Motocross is one of the fastest-paced and most exciting sports to ever hit American soil. While it’s breathtaking to watch someone break motocross world records at the X Games, there’s also an astonishing amount of motocross history condensed into a single century that deals with WWII, dirt bike racing in Southern California, and the need for speed.
The sport began in Europe, and "motocross" was formed as a portmanteau of the French word for motorcycle, "motocyclette," and the phrase "cross country."
Even though sports like motocross and supermoto are multimillion-dollar industries, they’re still growing by adding women motocross riders and making their way into the mainstream on television and in films like Bennett's War. In this 2019 movie, which opens August 30, after leading man Marshall Bennett (Michael Roark) survives an IED explosion, he is discharged from the Army Ranger Motorcycle Unit and told he has to give up his future as a racer. With his family's stability and happiness on the line, Bennett must make a decision that could have dire consequences.
Even though this high-octane sport has been around since the beginning of the 20th century, it’s still evolving, with the Lucas Oil Pro Motocross Championship, sanctioned by AMA Pro Racing, as the US series to watch to keep an eye on all the latest top racers. Who knows what motocross will look like in a few more years?
Even though modern riders think of motocross as a uniquely American sport, it got its start in England in the early 20th century. One of the earliest recorded time trials was called the Scott Trial, named after the designer of the Scott motorcycle, Angus Scott.

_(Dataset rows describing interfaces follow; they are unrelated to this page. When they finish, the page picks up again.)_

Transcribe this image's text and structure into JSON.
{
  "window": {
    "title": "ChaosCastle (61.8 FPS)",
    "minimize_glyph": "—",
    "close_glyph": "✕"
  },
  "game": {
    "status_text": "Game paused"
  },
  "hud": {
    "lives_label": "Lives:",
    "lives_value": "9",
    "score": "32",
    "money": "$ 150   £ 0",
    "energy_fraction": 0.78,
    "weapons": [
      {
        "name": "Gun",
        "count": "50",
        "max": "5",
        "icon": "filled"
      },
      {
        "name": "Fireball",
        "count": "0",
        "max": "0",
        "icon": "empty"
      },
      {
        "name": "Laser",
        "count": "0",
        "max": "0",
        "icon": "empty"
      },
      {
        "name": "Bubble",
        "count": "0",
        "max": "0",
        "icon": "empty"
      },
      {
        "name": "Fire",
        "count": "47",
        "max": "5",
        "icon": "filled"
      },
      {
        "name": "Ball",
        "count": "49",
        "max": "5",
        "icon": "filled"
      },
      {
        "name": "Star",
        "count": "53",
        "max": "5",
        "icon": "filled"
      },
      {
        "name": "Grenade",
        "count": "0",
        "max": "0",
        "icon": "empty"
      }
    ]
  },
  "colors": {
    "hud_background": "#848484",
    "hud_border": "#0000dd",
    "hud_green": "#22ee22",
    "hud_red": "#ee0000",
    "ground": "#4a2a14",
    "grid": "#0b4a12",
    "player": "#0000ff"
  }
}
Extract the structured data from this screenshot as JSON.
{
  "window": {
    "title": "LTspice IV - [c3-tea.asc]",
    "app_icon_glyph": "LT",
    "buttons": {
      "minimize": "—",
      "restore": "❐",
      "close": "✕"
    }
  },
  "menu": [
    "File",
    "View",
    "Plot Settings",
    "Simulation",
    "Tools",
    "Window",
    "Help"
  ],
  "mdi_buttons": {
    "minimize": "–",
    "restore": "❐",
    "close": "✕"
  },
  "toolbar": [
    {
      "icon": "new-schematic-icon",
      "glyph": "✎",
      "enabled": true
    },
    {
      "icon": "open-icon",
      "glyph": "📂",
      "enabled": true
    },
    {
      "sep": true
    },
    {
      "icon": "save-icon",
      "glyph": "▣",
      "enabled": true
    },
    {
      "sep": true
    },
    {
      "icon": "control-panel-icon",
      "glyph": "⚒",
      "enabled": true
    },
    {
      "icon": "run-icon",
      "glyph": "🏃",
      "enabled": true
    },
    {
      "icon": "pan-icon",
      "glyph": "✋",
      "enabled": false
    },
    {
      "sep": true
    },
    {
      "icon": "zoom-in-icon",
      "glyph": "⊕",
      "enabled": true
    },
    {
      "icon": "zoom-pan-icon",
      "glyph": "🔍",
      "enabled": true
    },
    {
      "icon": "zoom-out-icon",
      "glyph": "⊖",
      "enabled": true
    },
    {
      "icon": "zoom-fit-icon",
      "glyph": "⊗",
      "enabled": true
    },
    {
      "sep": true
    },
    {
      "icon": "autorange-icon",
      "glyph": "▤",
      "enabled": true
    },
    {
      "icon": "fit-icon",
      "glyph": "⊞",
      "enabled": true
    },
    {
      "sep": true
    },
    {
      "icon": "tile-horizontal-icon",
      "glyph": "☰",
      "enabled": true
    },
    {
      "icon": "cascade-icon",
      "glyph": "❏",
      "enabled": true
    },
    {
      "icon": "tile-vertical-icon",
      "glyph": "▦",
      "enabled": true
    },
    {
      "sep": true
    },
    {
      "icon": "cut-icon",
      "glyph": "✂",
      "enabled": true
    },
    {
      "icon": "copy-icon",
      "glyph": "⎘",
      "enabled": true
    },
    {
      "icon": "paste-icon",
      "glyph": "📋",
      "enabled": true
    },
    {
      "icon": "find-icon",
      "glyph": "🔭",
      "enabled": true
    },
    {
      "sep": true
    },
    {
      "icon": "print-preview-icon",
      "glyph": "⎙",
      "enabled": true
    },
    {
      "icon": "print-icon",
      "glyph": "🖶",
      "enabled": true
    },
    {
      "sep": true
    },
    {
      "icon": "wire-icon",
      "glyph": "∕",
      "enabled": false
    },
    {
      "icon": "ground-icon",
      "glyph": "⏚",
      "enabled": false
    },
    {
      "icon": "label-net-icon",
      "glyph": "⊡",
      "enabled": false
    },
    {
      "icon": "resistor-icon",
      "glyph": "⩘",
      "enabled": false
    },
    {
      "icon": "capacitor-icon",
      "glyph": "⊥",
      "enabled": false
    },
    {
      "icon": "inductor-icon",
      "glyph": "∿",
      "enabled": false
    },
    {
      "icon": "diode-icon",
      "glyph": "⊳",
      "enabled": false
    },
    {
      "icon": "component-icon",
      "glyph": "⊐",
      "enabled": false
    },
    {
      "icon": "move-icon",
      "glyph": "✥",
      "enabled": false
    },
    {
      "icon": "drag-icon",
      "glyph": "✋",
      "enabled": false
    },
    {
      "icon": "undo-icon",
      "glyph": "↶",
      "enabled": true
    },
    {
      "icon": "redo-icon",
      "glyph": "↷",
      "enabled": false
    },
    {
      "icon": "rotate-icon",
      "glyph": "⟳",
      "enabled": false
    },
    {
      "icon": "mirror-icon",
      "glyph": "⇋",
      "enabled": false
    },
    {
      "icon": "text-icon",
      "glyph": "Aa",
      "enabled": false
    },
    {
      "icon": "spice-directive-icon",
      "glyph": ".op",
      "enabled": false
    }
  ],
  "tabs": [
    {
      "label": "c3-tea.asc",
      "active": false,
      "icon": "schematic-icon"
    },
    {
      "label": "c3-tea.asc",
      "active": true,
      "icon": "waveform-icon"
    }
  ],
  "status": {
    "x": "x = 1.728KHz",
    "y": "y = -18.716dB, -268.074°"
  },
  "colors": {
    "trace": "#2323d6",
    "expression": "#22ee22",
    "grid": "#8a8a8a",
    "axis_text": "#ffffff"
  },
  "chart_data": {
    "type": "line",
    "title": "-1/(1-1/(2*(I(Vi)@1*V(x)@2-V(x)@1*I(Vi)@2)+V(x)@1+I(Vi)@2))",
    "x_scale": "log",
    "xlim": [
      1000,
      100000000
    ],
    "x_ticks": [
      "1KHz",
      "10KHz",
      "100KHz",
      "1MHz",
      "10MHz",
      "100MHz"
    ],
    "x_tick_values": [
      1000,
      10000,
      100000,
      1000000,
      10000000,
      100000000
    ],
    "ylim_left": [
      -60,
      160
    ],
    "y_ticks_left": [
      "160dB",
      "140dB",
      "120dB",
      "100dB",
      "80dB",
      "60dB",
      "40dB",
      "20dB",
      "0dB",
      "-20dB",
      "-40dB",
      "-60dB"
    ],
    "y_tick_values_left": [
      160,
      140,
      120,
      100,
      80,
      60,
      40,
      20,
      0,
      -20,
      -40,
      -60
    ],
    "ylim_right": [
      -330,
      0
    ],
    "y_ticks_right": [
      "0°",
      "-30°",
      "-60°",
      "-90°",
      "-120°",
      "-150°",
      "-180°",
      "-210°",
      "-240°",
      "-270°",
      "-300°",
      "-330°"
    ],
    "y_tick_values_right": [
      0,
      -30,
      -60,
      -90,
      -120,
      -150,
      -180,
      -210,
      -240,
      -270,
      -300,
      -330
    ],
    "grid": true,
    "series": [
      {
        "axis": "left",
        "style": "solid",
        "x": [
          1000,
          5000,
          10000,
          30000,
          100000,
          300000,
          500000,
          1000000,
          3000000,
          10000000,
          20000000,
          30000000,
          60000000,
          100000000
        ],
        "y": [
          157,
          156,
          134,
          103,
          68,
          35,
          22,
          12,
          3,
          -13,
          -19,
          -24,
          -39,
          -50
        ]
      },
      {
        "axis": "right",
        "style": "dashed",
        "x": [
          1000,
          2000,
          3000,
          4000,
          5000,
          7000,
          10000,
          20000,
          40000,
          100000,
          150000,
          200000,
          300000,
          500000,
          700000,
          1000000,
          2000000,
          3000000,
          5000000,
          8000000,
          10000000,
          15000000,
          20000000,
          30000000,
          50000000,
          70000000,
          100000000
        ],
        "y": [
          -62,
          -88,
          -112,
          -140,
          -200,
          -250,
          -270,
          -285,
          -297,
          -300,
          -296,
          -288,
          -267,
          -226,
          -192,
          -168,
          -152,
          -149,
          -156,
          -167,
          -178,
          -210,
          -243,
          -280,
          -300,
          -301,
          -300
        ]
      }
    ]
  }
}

Initial courses used the unfriendly Northern English topography, and depending on the year, riders traversed everything from the rocky, uneven ground to wetlands full of peat and moss. In 1920, a motorcycle club decided to host a similar event based only on speed rather than any other set of scoring.
Riders were on board with this idea, but England’s Auto Cycle Union said the event couldn’t technically be a trial since there weren’t any rules beyond “go fast.” Rather than scrap the idea, the organizers simply referred to the event as a “scramble.”
The major through line from the scrambles of the 1920s to the motocross events of today is the necessity for speed. While engine power is important, a major determining factor for how fast a bike will go is weight. To put it bluntly, if a bike is covered with bulky and nonessential parts, it won’t win a race against a bike that’s stripped to the bone.
Aside from being bikes made from nothing but necessities, scramblers were given taller suspensions and outfitted with bumpy tires and high exhaust pipes. The tanks were also smaller than normal, which wasn’t a huge deal, because the bikes weren't being ridden long distances.
While motocross riders of the early 20th century had to put together their own scrambles, modern riders have a glut of competitions where they can flex their muscles, whether they’re riding a two- or a four-stroke bike. Today, motocross is one of the hottest sports at the X Games, with summer and winter versions of the race. The summer X Games includes six Moto X events: flat track, best whip, freestyle, quarterpipe, best trick, and step up.
In 2017, a version of motocross appeared at the Winter X Games featuring scrambler-style bikes with snowmobile tracks replacing the rear wheels and skis replacing the front wheels. Some of the most fun that can be had on a motocross bike comes from the fact that it’s highly modifiable.
Motocross bikes are built purely for speed, but taking one out on the open road isn’t going to fly with police. In order to get an off-road bike ready for the street, a lot of work has to be put into it, turning it into something that wouldn’t work on a track.
When bringing a bike up to code, a rider has to make it meet the federal minimum requirement for on-road motorcycles. This could mean anything from upgrading the electrical system to adding a headlight, tail and brake lights, and even mirrors. Essentially, to get an off-road bike ready for the road, it has to be turned into a completely different monster.